Records from a collection
▬▬▬
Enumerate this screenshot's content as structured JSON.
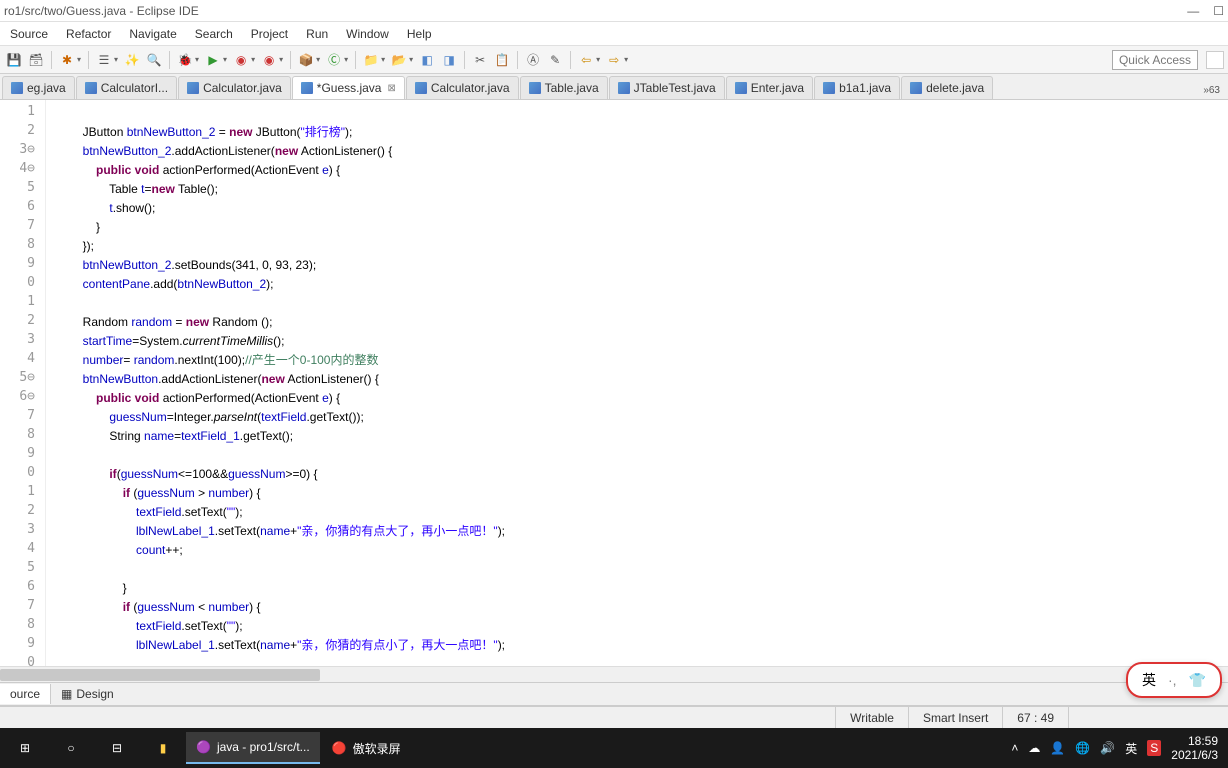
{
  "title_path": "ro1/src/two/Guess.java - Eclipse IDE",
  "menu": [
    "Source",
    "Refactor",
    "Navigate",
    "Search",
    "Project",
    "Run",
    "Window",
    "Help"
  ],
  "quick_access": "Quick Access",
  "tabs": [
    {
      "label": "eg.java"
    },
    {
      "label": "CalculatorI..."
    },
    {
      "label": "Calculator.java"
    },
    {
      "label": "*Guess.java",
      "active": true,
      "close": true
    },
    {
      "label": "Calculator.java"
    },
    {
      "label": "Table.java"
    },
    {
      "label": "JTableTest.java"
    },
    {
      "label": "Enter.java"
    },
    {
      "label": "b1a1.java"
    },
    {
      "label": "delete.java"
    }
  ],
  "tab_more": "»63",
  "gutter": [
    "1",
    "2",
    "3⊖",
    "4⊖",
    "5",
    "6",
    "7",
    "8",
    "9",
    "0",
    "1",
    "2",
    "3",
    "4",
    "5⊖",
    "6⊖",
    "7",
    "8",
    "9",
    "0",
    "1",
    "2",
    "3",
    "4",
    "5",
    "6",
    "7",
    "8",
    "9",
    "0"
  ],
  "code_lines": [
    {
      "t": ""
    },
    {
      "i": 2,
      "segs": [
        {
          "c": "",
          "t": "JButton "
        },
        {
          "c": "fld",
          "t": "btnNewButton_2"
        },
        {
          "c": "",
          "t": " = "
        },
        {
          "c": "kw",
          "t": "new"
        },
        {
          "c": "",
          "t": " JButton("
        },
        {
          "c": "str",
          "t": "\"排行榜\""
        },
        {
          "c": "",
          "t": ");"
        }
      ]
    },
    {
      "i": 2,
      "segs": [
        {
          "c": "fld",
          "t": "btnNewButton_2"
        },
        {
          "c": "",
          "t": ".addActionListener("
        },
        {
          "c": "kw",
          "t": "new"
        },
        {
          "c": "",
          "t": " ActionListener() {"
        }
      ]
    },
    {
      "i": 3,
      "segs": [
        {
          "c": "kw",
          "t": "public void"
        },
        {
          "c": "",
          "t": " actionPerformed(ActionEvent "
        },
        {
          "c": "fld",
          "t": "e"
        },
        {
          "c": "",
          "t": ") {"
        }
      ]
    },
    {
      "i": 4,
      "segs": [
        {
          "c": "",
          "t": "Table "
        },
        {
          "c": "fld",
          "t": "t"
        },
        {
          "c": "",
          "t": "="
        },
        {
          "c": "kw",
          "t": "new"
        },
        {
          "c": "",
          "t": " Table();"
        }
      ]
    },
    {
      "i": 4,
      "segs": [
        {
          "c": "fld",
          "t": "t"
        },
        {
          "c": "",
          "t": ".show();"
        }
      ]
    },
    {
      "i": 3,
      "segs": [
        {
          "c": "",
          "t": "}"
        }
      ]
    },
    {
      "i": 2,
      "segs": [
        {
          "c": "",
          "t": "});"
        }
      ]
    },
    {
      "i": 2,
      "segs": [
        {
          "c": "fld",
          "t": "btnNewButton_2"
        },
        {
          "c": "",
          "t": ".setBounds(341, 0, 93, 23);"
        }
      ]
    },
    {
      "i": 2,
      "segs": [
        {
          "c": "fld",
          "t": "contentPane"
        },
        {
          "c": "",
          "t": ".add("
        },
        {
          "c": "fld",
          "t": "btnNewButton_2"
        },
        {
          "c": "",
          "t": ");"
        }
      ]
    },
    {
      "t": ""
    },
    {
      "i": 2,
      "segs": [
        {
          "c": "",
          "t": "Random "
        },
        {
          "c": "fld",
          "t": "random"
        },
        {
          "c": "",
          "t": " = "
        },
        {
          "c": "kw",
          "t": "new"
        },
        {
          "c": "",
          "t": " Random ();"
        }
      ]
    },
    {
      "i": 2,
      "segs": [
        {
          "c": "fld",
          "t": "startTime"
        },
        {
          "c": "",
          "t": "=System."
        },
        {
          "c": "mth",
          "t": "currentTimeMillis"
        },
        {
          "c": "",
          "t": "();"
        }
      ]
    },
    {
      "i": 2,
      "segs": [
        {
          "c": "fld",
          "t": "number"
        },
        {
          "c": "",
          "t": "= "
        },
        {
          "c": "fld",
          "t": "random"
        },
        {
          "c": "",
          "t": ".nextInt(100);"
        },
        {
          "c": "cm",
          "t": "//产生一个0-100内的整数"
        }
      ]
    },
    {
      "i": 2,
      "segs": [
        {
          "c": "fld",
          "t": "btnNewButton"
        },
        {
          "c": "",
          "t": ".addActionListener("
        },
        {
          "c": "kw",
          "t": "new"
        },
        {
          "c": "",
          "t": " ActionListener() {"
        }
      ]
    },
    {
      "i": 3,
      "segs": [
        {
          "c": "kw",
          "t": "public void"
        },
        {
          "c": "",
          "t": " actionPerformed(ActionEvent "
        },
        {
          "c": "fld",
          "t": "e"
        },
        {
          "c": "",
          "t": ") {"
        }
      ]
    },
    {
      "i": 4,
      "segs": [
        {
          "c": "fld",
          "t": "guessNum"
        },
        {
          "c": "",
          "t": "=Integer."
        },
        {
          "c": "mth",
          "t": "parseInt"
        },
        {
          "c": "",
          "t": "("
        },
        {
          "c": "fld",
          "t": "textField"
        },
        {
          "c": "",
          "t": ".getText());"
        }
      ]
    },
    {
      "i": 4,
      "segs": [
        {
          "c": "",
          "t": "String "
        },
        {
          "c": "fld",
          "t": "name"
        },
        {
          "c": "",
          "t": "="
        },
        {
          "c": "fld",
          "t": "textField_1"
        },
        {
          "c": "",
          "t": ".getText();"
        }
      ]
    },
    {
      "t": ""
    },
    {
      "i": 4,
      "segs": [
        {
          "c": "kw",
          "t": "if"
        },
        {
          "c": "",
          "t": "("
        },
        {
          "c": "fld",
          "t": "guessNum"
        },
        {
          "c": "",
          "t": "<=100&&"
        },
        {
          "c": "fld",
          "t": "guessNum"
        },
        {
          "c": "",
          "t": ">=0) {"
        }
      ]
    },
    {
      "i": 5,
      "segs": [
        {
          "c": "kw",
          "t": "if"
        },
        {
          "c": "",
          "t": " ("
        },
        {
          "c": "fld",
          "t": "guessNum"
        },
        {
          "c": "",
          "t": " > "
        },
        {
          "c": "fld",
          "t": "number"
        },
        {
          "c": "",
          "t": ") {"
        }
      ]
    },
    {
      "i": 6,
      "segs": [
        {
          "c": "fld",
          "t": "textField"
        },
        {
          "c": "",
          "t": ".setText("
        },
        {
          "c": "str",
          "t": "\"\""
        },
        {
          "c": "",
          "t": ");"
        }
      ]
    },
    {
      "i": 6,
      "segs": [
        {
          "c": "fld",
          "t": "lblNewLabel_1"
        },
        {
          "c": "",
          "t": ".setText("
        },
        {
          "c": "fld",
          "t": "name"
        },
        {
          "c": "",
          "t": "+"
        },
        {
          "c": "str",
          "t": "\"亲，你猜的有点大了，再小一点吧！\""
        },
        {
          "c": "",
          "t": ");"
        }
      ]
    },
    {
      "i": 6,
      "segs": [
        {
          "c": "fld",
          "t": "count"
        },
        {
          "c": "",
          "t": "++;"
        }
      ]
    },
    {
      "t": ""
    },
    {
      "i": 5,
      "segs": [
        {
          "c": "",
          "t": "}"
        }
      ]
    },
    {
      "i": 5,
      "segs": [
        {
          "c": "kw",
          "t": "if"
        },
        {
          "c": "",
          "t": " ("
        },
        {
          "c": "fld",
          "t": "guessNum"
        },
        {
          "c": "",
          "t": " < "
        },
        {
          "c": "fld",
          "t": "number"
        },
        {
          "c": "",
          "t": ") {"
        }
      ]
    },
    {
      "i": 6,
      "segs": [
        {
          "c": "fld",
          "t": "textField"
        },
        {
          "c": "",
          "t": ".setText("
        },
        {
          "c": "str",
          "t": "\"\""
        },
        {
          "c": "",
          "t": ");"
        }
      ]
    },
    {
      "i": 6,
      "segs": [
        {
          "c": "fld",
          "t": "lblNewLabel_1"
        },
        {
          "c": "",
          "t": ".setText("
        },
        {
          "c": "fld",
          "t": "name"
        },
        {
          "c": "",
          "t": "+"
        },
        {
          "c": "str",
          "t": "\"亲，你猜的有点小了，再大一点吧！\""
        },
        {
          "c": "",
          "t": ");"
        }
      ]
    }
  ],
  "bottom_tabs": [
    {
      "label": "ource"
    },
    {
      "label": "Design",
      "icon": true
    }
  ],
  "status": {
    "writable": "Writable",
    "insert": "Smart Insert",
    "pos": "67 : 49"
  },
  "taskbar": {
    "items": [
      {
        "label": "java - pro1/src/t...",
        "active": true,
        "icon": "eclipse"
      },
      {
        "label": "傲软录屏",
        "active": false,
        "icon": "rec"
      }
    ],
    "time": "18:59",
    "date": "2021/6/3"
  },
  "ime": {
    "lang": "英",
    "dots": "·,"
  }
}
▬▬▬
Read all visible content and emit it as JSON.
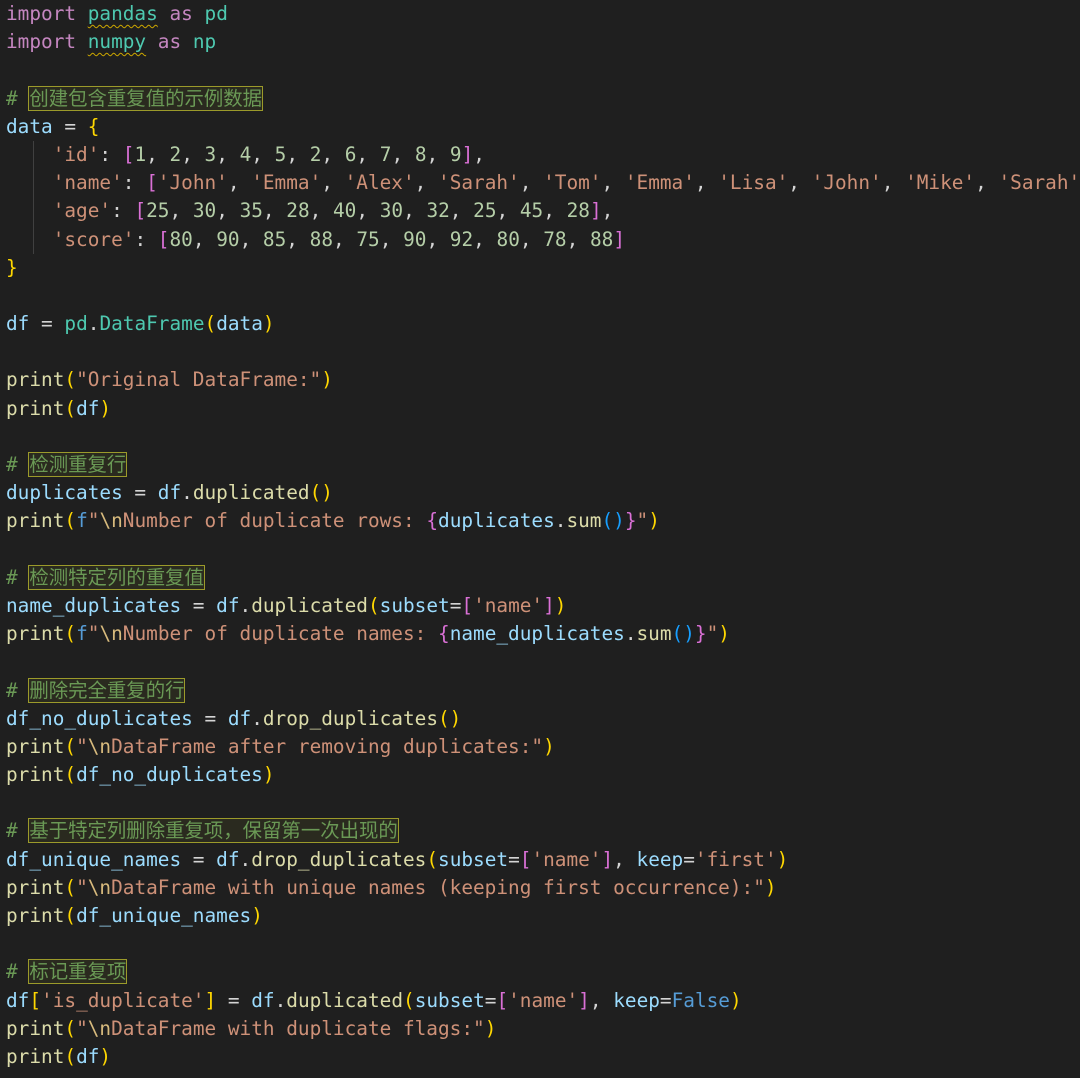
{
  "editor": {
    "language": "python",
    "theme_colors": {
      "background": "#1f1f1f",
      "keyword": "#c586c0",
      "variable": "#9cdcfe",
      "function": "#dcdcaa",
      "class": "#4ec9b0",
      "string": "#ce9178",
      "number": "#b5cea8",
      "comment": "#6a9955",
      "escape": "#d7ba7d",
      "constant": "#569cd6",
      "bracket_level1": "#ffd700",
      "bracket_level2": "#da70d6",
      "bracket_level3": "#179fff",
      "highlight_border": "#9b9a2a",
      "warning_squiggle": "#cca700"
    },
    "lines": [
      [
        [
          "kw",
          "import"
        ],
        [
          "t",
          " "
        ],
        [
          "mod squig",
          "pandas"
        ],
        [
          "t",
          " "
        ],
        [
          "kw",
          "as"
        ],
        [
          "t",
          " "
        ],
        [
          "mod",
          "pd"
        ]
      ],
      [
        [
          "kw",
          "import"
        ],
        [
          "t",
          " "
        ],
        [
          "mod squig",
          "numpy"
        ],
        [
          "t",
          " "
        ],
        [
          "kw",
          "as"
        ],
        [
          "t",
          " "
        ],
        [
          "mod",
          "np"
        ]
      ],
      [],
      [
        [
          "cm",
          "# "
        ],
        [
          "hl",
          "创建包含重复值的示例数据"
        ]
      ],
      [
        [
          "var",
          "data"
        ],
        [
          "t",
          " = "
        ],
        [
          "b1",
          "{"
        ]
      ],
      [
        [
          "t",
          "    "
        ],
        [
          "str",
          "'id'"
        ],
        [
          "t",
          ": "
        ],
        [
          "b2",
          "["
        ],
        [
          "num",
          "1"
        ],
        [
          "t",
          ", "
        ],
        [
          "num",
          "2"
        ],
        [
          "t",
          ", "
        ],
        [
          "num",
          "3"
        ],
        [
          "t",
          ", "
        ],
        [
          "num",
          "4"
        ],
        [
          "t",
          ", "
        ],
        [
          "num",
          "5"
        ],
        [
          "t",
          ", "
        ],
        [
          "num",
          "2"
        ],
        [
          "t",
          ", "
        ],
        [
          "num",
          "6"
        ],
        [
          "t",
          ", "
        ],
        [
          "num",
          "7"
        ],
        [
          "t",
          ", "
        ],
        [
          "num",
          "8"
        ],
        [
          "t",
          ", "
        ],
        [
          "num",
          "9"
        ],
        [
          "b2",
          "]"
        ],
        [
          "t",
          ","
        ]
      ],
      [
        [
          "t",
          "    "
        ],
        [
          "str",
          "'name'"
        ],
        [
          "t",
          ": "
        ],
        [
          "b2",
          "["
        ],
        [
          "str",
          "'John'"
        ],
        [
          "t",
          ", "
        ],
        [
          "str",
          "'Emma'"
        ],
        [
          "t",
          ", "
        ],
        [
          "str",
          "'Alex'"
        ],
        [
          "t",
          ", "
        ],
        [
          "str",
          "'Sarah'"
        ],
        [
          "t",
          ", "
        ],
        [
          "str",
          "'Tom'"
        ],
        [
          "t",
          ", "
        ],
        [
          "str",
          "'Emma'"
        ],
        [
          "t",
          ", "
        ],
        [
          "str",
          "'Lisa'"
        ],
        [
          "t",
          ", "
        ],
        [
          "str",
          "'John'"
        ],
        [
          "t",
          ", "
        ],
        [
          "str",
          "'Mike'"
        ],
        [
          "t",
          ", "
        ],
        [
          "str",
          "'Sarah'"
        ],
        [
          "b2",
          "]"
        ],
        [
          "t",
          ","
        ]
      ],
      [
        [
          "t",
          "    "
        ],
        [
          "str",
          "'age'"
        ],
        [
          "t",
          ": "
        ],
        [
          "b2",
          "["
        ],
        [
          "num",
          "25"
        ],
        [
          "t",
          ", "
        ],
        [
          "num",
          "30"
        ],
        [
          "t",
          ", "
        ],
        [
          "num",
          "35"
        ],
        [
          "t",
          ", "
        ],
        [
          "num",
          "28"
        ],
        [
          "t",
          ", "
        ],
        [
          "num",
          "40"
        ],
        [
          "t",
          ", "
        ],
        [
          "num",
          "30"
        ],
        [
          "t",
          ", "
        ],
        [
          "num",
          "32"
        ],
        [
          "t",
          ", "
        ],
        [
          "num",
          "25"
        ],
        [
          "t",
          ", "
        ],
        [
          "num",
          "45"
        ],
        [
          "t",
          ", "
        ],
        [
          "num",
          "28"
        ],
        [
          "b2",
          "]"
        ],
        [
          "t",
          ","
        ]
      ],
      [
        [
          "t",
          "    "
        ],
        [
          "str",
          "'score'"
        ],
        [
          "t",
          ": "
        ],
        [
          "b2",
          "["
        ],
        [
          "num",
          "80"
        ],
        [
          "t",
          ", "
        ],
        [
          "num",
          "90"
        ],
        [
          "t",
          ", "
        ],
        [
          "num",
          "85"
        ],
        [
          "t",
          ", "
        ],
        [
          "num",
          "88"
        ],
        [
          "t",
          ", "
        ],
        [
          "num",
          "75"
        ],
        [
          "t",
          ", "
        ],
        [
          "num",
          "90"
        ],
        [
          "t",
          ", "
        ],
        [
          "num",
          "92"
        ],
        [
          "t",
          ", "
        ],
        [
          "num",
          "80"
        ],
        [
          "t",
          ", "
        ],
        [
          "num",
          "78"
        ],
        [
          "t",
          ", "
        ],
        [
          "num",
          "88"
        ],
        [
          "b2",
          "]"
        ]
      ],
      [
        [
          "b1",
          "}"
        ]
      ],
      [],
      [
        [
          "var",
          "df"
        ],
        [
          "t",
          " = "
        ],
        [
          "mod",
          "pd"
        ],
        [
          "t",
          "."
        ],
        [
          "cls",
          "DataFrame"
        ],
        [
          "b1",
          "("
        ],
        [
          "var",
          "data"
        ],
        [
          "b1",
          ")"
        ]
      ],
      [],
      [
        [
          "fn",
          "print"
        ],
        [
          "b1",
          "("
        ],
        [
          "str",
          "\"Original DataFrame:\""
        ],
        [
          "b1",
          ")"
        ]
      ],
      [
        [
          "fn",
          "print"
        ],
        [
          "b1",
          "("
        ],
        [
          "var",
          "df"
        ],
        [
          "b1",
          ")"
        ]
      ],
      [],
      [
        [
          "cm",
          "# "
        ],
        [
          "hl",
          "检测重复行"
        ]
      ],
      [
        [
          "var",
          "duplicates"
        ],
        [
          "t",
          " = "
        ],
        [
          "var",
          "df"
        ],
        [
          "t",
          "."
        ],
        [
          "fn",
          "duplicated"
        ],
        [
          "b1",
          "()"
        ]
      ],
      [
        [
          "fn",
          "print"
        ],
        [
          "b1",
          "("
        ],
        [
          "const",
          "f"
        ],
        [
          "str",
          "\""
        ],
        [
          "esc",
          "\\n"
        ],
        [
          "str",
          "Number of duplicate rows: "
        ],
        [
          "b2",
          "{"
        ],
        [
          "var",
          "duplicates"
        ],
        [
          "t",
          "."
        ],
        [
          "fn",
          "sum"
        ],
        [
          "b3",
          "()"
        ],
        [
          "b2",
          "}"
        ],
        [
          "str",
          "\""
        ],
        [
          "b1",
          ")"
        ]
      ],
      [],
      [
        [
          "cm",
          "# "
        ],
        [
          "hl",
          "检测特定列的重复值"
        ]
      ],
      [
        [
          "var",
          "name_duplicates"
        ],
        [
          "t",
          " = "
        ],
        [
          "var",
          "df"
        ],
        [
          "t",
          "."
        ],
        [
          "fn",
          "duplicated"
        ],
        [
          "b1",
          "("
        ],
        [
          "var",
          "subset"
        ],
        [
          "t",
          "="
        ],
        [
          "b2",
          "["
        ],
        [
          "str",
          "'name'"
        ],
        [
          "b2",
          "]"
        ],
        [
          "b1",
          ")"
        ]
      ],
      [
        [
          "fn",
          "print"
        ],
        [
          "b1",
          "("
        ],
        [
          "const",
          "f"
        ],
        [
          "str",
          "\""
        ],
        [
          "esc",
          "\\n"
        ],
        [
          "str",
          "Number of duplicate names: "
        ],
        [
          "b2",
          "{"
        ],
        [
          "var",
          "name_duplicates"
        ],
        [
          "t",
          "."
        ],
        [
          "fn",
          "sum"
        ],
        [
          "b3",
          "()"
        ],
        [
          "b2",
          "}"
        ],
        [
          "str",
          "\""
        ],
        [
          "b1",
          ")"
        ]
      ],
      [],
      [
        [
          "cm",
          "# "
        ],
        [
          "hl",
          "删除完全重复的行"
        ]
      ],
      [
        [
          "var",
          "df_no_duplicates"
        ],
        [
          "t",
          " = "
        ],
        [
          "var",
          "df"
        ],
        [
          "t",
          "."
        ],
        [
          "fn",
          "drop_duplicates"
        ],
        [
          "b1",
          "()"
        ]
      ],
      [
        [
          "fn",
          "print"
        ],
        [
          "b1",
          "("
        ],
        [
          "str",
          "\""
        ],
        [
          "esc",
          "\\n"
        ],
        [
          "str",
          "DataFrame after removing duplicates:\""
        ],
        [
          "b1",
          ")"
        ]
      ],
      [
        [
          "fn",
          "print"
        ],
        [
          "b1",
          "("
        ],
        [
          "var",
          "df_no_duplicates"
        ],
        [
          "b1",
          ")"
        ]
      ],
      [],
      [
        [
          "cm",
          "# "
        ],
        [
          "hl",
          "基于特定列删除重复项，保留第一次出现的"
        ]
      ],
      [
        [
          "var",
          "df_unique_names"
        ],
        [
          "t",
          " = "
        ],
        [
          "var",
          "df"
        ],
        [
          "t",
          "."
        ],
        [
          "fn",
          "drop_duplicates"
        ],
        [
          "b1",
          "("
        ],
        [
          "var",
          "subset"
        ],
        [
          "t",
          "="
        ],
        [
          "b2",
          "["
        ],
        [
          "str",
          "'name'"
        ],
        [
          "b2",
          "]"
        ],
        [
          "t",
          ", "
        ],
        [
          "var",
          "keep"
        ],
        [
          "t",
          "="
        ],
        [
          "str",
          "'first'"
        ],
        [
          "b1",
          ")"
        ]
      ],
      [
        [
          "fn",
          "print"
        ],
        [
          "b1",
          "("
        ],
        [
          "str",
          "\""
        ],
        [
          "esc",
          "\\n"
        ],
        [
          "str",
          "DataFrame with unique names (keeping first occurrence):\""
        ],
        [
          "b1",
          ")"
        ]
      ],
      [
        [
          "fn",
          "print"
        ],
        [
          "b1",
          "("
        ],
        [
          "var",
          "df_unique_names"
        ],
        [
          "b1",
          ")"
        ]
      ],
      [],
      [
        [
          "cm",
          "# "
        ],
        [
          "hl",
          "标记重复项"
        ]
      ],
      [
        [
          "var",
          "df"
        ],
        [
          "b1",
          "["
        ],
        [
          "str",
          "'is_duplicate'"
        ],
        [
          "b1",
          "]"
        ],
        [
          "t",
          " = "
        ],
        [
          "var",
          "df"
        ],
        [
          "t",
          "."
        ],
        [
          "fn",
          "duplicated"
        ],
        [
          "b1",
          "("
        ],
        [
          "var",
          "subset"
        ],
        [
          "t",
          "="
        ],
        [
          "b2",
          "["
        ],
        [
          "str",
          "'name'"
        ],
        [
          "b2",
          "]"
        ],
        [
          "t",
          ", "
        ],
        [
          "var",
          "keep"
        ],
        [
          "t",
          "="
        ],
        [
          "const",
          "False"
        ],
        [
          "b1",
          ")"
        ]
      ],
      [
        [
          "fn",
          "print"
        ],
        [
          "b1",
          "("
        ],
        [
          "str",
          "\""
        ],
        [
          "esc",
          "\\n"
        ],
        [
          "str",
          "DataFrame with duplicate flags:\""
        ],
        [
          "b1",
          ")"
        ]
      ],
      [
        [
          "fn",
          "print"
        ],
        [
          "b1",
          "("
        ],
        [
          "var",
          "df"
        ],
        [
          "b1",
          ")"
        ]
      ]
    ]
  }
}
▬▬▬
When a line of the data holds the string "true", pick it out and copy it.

■ SOLVED EXERCISE ■
      "active": true,
      "close": true
      "icon": true
        "active": true,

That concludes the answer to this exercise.